>prevent eddy currents if each laminate is electrically insulated from the
>next. Each laminate is varnished before it is used. If you remove the
>coating and assemble the core, it will get hot from the eddy currents.
>Sometimes just splitting the laminations apart pulls to coating off and
>cause hot spots.
>Just my 2 cents worth.
>Dave Huffman
>-----Original Message-----
>From: Tesla List <tesla-at-pupman-dot-com>
>To: tesla-at-pupman-dot-com <tesla-at-pupman-dot-com>
>Date: Sunday, April 26, 1998 11:58 PM
>Subject: Potato Chips (fwd)
>>---------- Forwarded message ----------
>>Date: Sun, 26 Apr 1998 05:08:25 -0700 (PDT)
>>From: gweaver <gweaver-at-earthlink-dot-net>
>>To: Tesla-at-pupman-dot-com
>>Subject: Potato Chips
>>The laminations on one of my unpotted neons is out of square.  The thing
>>twisted looking and I don't like the way it looks so I took it all apart.
>>The laminations were stuck together with something like varnish or
>>polyurethane.  I decided to sand blast the laminations to remove the
>>varnish.  When the sand hit one side of the lamination it instantly curled
>>up like a potato chip. The varnish came right off.  I turned the
>>over and sand blasted the other side and the metal instantly curled up in
>>the other direction.  I tried to straighten it out by sand blasting back
>>forth a little on each side but it won't straight up. I tired hammering
>>but its still not flat.  I tried 3 more laminations and they did the same
>>thing.  There must be some type of stresses in the metal that cause this
>>happen.  WARNING, don't sand blast transformer laminations.

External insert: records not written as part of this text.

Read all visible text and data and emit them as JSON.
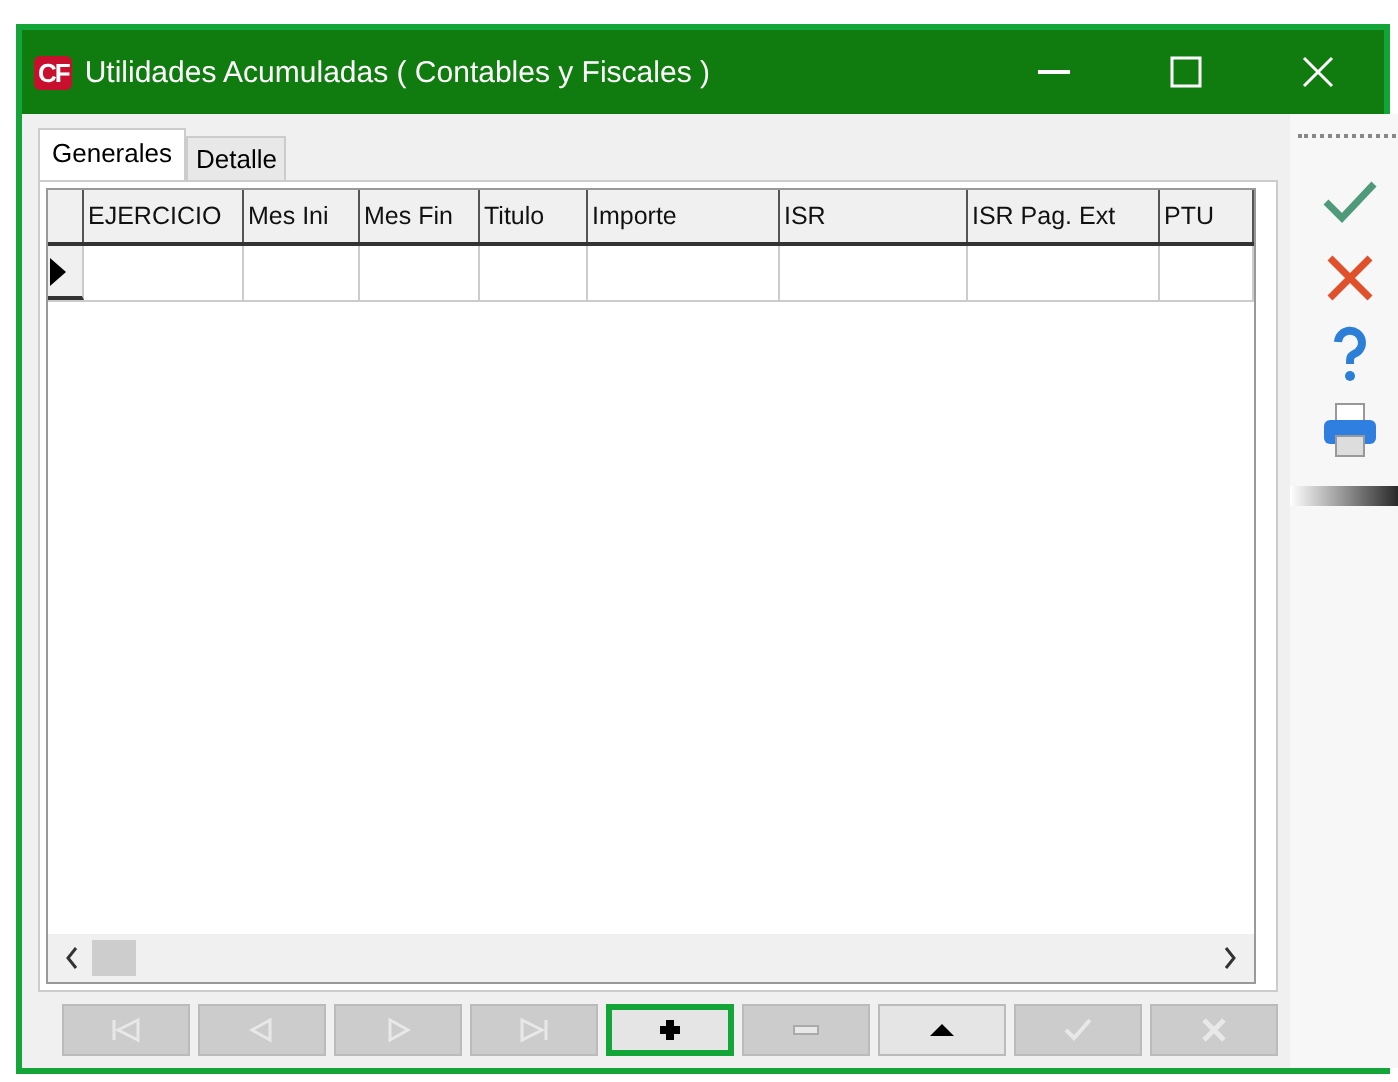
{
  "window": {
    "title": "Utilidades Acumuladas ( Contables y Fiscales )",
    "app_logo": "CF"
  },
  "tabs": [
    {
      "label": "Generales",
      "selected": true
    },
    {
      "label": "Detalle",
      "selected": false
    }
  ],
  "table": {
    "columns": [
      "EJERCICIO",
      "Mes Ini",
      "Mes Fin",
      "Titulo",
      "Importe",
      "ISR",
      "ISR Pag. Ext",
      "PTU"
    ]
  },
  "toolbar": [
    {
      "kind": "accept"
    },
    {
      "kind": "cancel"
    },
    {
      "kind": "help"
    },
    {
      "kind": "print"
    }
  ],
  "navigator": [
    {
      "kind": "first",
      "disabled": true,
      "highlighted": false
    },
    {
      "kind": "prior",
      "disabled": true,
      "highlighted": false
    },
    {
      "kind": "next",
      "disabled": true,
      "highlighted": false
    },
    {
      "kind": "last",
      "disabled": true,
      "highlighted": false
    },
    {
      "kind": "insert",
      "disabled": false,
      "highlighted": true
    },
    {
      "kind": "delete",
      "disabled": true,
      "highlighted": false
    },
    {
      "kind": "edit",
      "disabled": false,
      "highlighted": false
    },
    {
      "kind": "post",
      "disabled": true,
      "highlighted": false
    },
    {
      "kind": "cancel",
      "disabled": true,
      "highlighted": false
    }
  ]
}
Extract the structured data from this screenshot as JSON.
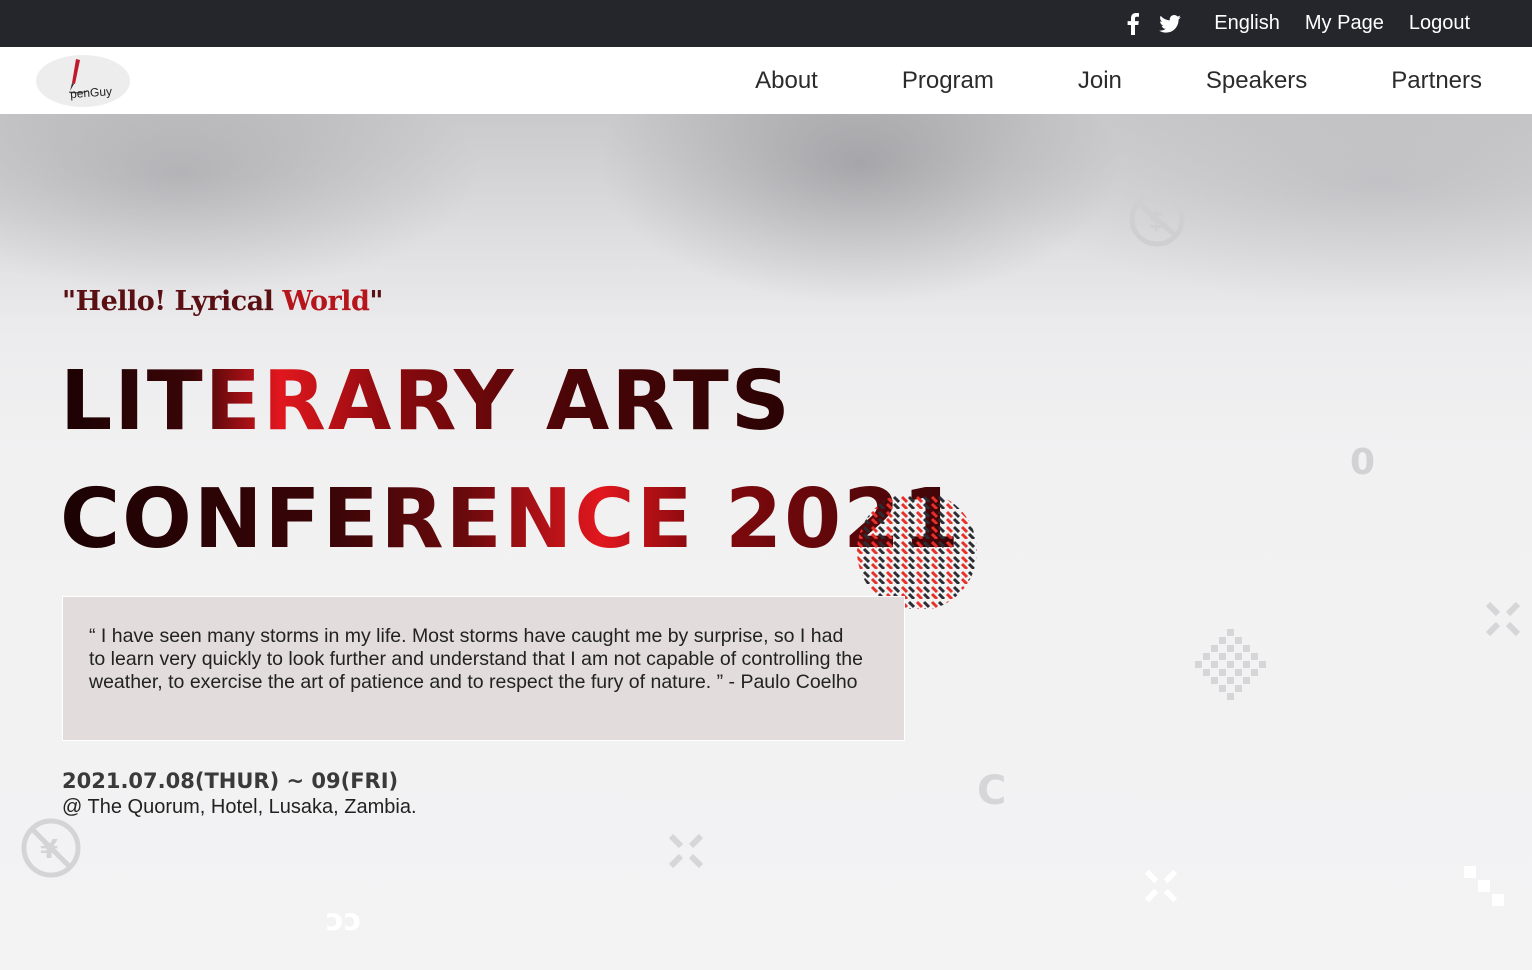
{
  "topbar": {
    "social": [
      {
        "icon": "facebook-icon"
      },
      {
        "icon": "twitter-icon"
      }
    ],
    "language_label": "English",
    "mypage_label": "My Page",
    "logout_label": "Logout"
  },
  "logo": {
    "text": "penGuy"
  },
  "nav": {
    "items": [
      "About",
      "Program",
      "Join",
      "Speakers",
      "Partners"
    ]
  },
  "hero": {
    "tagline_part1": "\"Hello! Lyrical ",
    "tagline_part2": "World",
    "tagline_part3": "\"",
    "title_line1": "LITERARY ARTS",
    "title_line2": "CONFERENCE 2021",
    "quote": "“ I have seen many storms in my life. Most storms have caught me by surprise, so I had to learn very quickly to look further and understand that I am not capable of controlling the weather, to exercise the art of patience and to respect the fury of nature. ” - Paulo Coelho",
    "date": "2021.07.08(THUR) ~ 09(FRI)",
    "venue": "@ The Quorum, Hotel, Lusaka, Zambia."
  },
  "colors": {
    "topbar_bg": "#24262b",
    "accent_red": "#e2171e",
    "dark_red": "#5a0f12",
    "quote_bg": "#e2dcdc"
  }
}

Acetone takes
>>the glue stuff off of the lamination with no trouble at all.  Just let the
>>lamination soak about 15 minutes.  You don't even have to wipe them clean
>>with a rag.
>>Gary Weaver